(Records drawn from a dataset)
──────────────────────────────

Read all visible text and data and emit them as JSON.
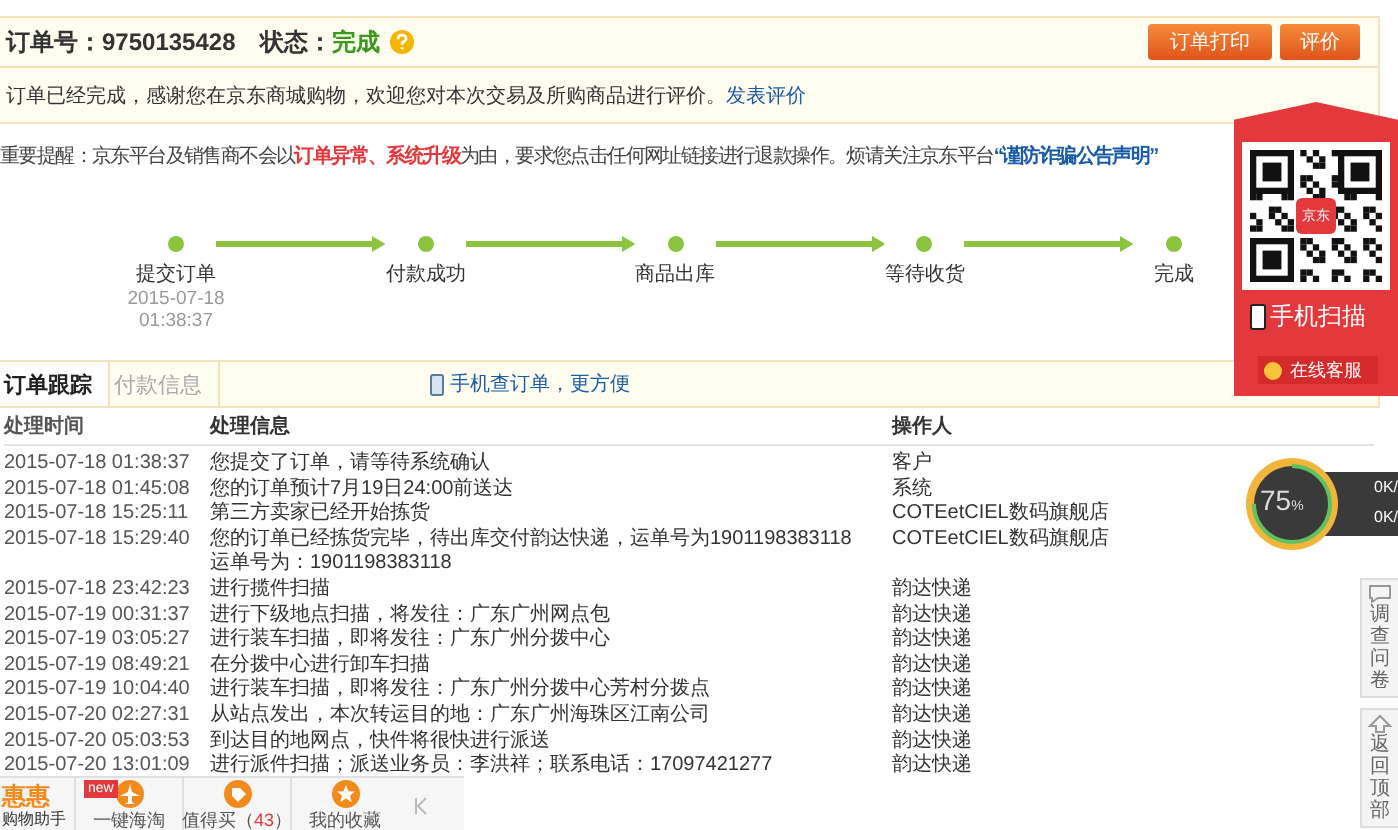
{
  "order": {
    "number_label": "订单号：",
    "number": "9750135428",
    "status_label": "状态：",
    "status": "完成"
  },
  "actions": [
    "订单打印",
    "评价"
  ],
  "notice": {
    "text": "订单已经完成，感谢您在京东商城购物，欢迎您对本次交易及所购商品进行评价。",
    "link": "发表评价"
  },
  "reminder": {
    "text": "重要提醒：京东平台及销售商不会以**订单异常、系统升级**为由，要求您点击任何网址链接进行退款操作。烦请关注京东平台",
    "link": "“谨防诈骗公告声明”"
  },
  "steps": [
    {
      "label": "提交订单",
      "date": "2015-07-18",
      "time": "01:38:37",
      "done": true
    },
    {
      "label": "付款成功",
      "done": true
    },
    {
      "label": "商品出库",
      "done": true
    },
    {
      "label": "等待收货",
      "done": true
    },
    {
      "label": "完成",
      "done": true
    }
  ],
  "tabs": [
    {
      "label": "订单跟踪",
      "selected": true
    },
    {
      "label": "付款信息",
      "selected": false
    }
  ],
  "mobile_link": "手机查订单，更方便",
  "table": {
    "columns": [
      "处理时间",
      "处理信息",
      "操作人"
    ],
    "rows": [
      {
        "time": "2015-07-18 01:38:37",
        "info": "您提交了订单，请等待系统确认",
        "operator": "客户"
      },
      {
        "time": "2015-07-18 01:45:08",
        "info": "您的订单预计7月19日24:00前送达",
        "operator": "系统"
      },
      {
        "time": "2015-07-18 15:25:11",
        "info": "第三方卖家已经开始拣货",
        "operator": "COTEetCIEL数码旗舰店"
      },
      {
        "time": "2015-07-18 15:29:40",
        "info": "您的订单已经拣货完毕，待出库交付韵达快递，运单号为1901198383118",
        "note": "运单号为：1901198383118",
        "operator": "COTEetCIEL数码旗舰店"
      },
      {
        "time": "2015-07-18 23:42:23",
        "info": "进行揽件扫描",
        "operator": "韵达快递"
      },
      {
        "time": "2015-07-19 00:31:37",
        "info": "进行下级地点扫描，将发往：广东广州网点包",
        "operator": "韵达快递"
      },
      {
        "time": "2015-07-19 03:05:27",
        "info": "进行装车扫描，即将发往：广东广州分拨中心",
        "operator": "韵达快递"
      },
      {
        "time": "2015-07-19 08:49:21",
        "info": "在分拨中心进行卸车扫描",
        "operator": "韵达快递"
      },
      {
        "time": "2015-07-19 10:04:40",
        "info": "进行装车扫描，即将发往：广东广州分拨中心芳村分拨点",
        "operator": "韵达快递"
      },
      {
        "time": "2015-07-20 02:27:31",
        "info": "从站点发出，本次转运目的地：广东广州海珠区江南公司",
        "operator": "韵达快递"
      },
      {
        "time": "2015-07-20 05:03:53",
        "info": "到达目的地网点，快件将很快进行派送",
        "operator": "韵达快递"
      },
      {
        "time": "2015-07-20 13:01:09",
        "info": "进行派件扫描；派送业务员：李洪祥；联系电话：17097421277",
        "operator": "韵达快递"
      }
    ]
  },
  "qr_banner": {
    "logo": "京东",
    "caption": "手机扫描"
  },
  "chat_button": "在线客服",
  "speed_widget": {
    "percent": "75",
    "unit": "%",
    "level": 0.75,
    "up": "0K/",
    "down": "0K/"
  },
  "side_tabs": [
    "调查问卷",
    "返回顶部"
  ],
  "toolbar": {
    "logo": "惠惠",
    "logo_sub": "购物助手",
    "badge": "new",
    "items": [
      {
        "label": "一键海淘",
        "kind": "plane"
      },
      {
        "label": "值得买（",
        "count": "43",
        "tail": "）",
        "kind": "tag"
      },
      {
        "label": "我的收藏",
        "kind": "star"
      }
    ]
  }
}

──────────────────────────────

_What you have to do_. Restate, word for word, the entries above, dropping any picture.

_Solution for this task_.
Read all visible text and data and emit them as JSON.
{
  "order": {
    "number_label": "订单号：",
    "number": "9750135428",
    "status_label": "状态：",
    "status": "完成"
  },
  "actions": [
    "订单打印",
    "评价"
  ],
  "notice": {
    "text": "订单已经完成，感谢您在京东商城购物，欢迎您对本次交易及所购商品进行评价。",
    "link": "发表评价"
  },
  "reminder": {
    "text": "重要提醒：京东平台及销售商不会以**订单异常、系统升级**为由，要求您点击任何网址链接进行退款操作。烦请关注京东平台",
    "link": "“谨防诈骗公告声明”"
  },
  "steps": [
    {
      "label": "提交订单",
      "date": "2015-07-18",
      "time": "01:38:37",
      "done": true
    },
    {
      "label": "付款成功",
      "done": true
    },
    {
      "label": "商品出库",
      "done": true
    },
    {
      "label": "等待收货",
      "done": true
    },
    {
      "label": "完成",
      "done": true
    }
  ],
  "tabs": [
    {
      "label": "订单跟踪",
      "selected": true
    },
    {
      "label": "付款信息",
      "selected": false
    }
  ],
  "mobile_link": "手机查订单，更方便",
  "table": {
    "columns": [
      "处理时间",
      "处理信息",
      "操作人"
    ],
    "rows": [
      {
        "time": "2015-07-18 01:38:37",
        "info": "您提交了订单，请等待系统确认",
        "operator": "客户"
      },
      {
        "time": "2015-07-18 01:45:08",
        "info": "您的订单预计7月19日24:00前送达",
        "operator": "系统"
      },
      {
        "time": "2015-07-18 15:25:11",
        "info": "第三方卖家已经开始拣货",
        "operator": "COTEetCIEL数码旗舰店"
      },
      {
        "time": "2015-07-18 15:29:40",
        "info": "您的订单已经拣货完毕，待出库交付韵达快递，运单号为1901198383118",
        "note": "运单号为：1901198383118",
        "operator": "COTEetCIEL数码旗舰店"
      },
      {
        "time": "2015-07-18 23:42:23",
        "info": "进行揽件扫描",
        "operator": "韵达快递"
      },
      {
        "time": "2015-07-19 00:31:37",
        "info": "进行下级地点扫描，将发往：广东广州网点包",
        "operator": "韵达快递"
      },
      {
        "time": "2015-07-19 03:05:27",
        "info": "进行装车扫描，即将发往：广东广州分拨中心",
        "operator": "韵达快递"
      },
      {
        "time": "2015-07-19 08:49:21",
        "info": "在分拨中心进行卸车扫描",
        "operator": "韵达快递"
      },
      {
        "time": "2015-07-19 10:04:40",
        "info": "进行装车扫描，即将发往：广东广州分拨中心芳村分拨点",
        "operator": "韵达快递"
      },
      {
        "time": "2015-07-20 02:27:31",
        "info": "从站点发出，本次转运目的地：广东广州海珠区江南公司",
        "operator": "韵达快递"
      },
      {
        "time": "2015-07-20 05:03:53",
        "info": "到达目的地网点，快件将很快进行派送",
        "operator": "韵达快递"
      },
      {
        "time": "2015-07-20 13:01:09",
        "info": "进行派件扫描；派送业务员：李洪祥；联系电话：17097421277",
        "operator": "韵达快递"
      }
    ]
  },
  "qr_banner": {
    "logo": "京东",
    "caption": "手机扫描"
  },
  "chat_button": "在线客服",
  "speed_widget": {
    "percent": "75",
    "unit": "%",
    "level": 0.75,
    "up": "0K/",
    "down": "0K/"
  },
  "side_tabs": [
    "调查问卷",
    "返回顶部"
  ],
  "toolbar": {
    "logo": "惠惠",
    "logo_sub": "购物助手",
    "badge": "new",
    "items": [
      {
        "label": "一键海淘",
        "kind": "plane"
      },
      {
        "label": "值得买（",
        "count": "43",
        "tail": "）",
        "kind": "tag"
      },
      {
        "label": "我的收藏",
        "kind": "star"
      }
    ]
  }
}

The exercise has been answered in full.